By Jerry Brotton and Nick Millea
This extraordinary book gives informed insight into maps, map making and map makers, revealing that maps represent more than two dimensional plans to a location. As the foreword says, they are ‘… proposals about the world, seductive arguments helping people understand who they are by describing where they are.’
Drawn from the collection in The Bodleian, Oxford, these Talking Maps reach back over a thousand years and still have the most remarkable capacity to speak to us. The book is divided into ten chapters, starting with Orientation and progressing to The World on the Move, via Sacred Topographies and Imaginary Plots. There is also a chapter on Oxford, which has been extensively mapped, culminating in a 1973 Soviet map. Examples vary from the pure delineation of al-Istakhri’s 1297 world map, to the iconic Aztec map of Tenochtitlan (1542) and Grayson Perry’s Map of Nowhere. Imaginary maps are also included: views of Narnia, a plan of Treasure Island, as are the bizarre stick charts used for inter-island navigation in Micronesia.

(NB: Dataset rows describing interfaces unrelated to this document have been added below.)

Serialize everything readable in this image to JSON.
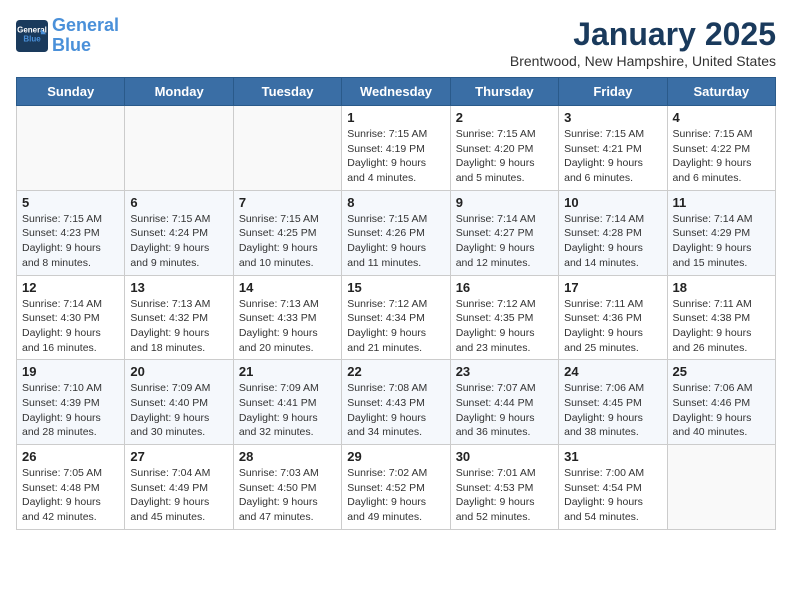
{
  "header": {
    "logo_line1": "General",
    "logo_line2": "Blue",
    "month": "January 2025",
    "location": "Brentwood, New Hampshire, United States"
  },
  "weekdays": [
    "Sunday",
    "Monday",
    "Tuesday",
    "Wednesday",
    "Thursday",
    "Friday",
    "Saturday"
  ],
  "weeks": [
    [
      {
        "day": "",
        "info": ""
      },
      {
        "day": "",
        "info": ""
      },
      {
        "day": "",
        "info": ""
      },
      {
        "day": "1",
        "info": "Sunrise: 7:15 AM\nSunset: 4:19 PM\nDaylight: 9 hours and 4 minutes."
      },
      {
        "day": "2",
        "info": "Sunrise: 7:15 AM\nSunset: 4:20 PM\nDaylight: 9 hours and 5 minutes."
      },
      {
        "day": "3",
        "info": "Sunrise: 7:15 AM\nSunset: 4:21 PM\nDaylight: 9 hours and 6 minutes."
      },
      {
        "day": "4",
        "info": "Sunrise: 7:15 AM\nSunset: 4:22 PM\nDaylight: 9 hours and 6 minutes."
      }
    ],
    [
      {
        "day": "5",
        "info": "Sunrise: 7:15 AM\nSunset: 4:23 PM\nDaylight: 9 hours and 8 minutes."
      },
      {
        "day": "6",
        "info": "Sunrise: 7:15 AM\nSunset: 4:24 PM\nDaylight: 9 hours and 9 minutes."
      },
      {
        "day": "7",
        "info": "Sunrise: 7:15 AM\nSunset: 4:25 PM\nDaylight: 9 hours and 10 minutes."
      },
      {
        "day": "8",
        "info": "Sunrise: 7:15 AM\nSunset: 4:26 PM\nDaylight: 9 hours and 11 minutes."
      },
      {
        "day": "9",
        "info": "Sunrise: 7:14 AM\nSunset: 4:27 PM\nDaylight: 9 hours and 12 minutes."
      },
      {
        "day": "10",
        "info": "Sunrise: 7:14 AM\nSunset: 4:28 PM\nDaylight: 9 hours and 14 minutes."
      },
      {
        "day": "11",
        "info": "Sunrise: 7:14 AM\nSunset: 4:29 PM\nDaylight: 9 hours and 15 minutes."
      }
    ],
    [
      {
        "day": "12",
        "info": "Sunrise: 7:14 AM\nSunset: 4:30 PM\nDaylight: 9 hours and 16 minutes."
      },
      {
        "day": "13",
        "info": "Sunrise: 7:13 AM\nSunset: 4:32 PM\nDaylight: 9 hours and 18 minutes."
      },
      {
        "day": "14",
        "info": "Sunrise: 7:13 AM\nSunset: 4:33 PM\nDaylight: 9 hours and 20 minutes."
      },
      {
        "day": "15",
        "info": "Sunrise: 7:12 AM\nSunset: 4:34 PM\nDaylight: 9 hours and 21 minutes."
      },
      {
        "day": "16",
        "info": "Sunrise: 7:12 AM\nSunset: 4:35 PM\nDaylight: 9 hours and 23 minutes."
      },
      {
        "day": "17",
        "info": "Sunrise: 7:11 AM\nSunset: 4:36 PM\nDaylight: 9 hours and 25 minutes."
      },
      {
        "day": "18",
        "info": "Sunrise: 7:11 AM\nSunset: 4:38 PM\nDaylight: 9 hours and 26 minutes."
      }
    ],
    [
      {
        "day": "19",
        "info": "Sunrise: 7:10 AM\nSunset: 4:39 PM\nDaylight: 9 hours and 28 minutes."
      },
      {
        "day": "20",
        "info": "Sunrise: 7:09 AM\nSunset: 4:40 PM\nDaylight: 9 hours and 30 minutes."
      },
      {
        "day": "21",
        "info": "Sunrise: 7:09 AM\nSunset: 4:41 PM\nDaylight: 9 hours and 32 minutes."
      },
      {
        "day": "22",
        "info": "Sunrise: 7:08 AM\nSunset: 4:43 PM\nDaylight: 9 hours and 34 minutes."
      },
      {
        "day": "23",
        "info": "Sunrise: 7:07 AM\nSunset: 4:44 PM\nDaylight: 9 hours and 36 minutes."
      },
      {
        "day": "24",
        "info": "Sunrise: 7:06 AM\nSunset: 4:45 PM\nDaylight: 9 hours and 38 minutes."
      },
      {
        "day": "25",
        "info": "Sunrise: 7:06 AM\nSunset: 4:46 PM\nDaylight: 9 hours and 40 minutes."
      }
    ],
    [
      {
        "day": "26",
        "info": "Sunrise: 7:05 AM\nSunset: 4:48 PM\nDaylight: 9 hours and 42 minutes."
      },
      {
        "day": "27",
        "info": "Sunrise: 7:04 AM\nSunset: 4:49 PM\nDaylight: 9 hours and 45 minutes."
      },
      {
        "day": "28",
        "info": "Sunrise: 7:03 AM\nSunset: 4:50 PM\nDaylight: 9 hours and 47 minutes."
      },
      {
        "day": "29",
        "info": "Sunrise: 7:02 AM\nSunset: 4:52 PM\nDaylight: 9 hours and 49 minutes."
      },
      {
        "day": "30",
        "info": "Sunrise: 7:01 AM\nSunset: 4:53 PM\nDaylight: 9 hours and 52 minutes."
      },
      {
        "day": "31",
        "info": "Sunrise: 7:00 AM\nSunset: 4:54 PM\nDaylight: 9 hours and 54 minutes."
      },
      {
        "day": "",
        "info": ""
      }
    ]
  ]
}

To sum up, using the title of a 12th-century book on maps, this book is Entertainment for He who longs to Travel the World.
Dimension: H:27cm, W:27cm, D:2.5cm
Illustrations: Over a 100 colour photographs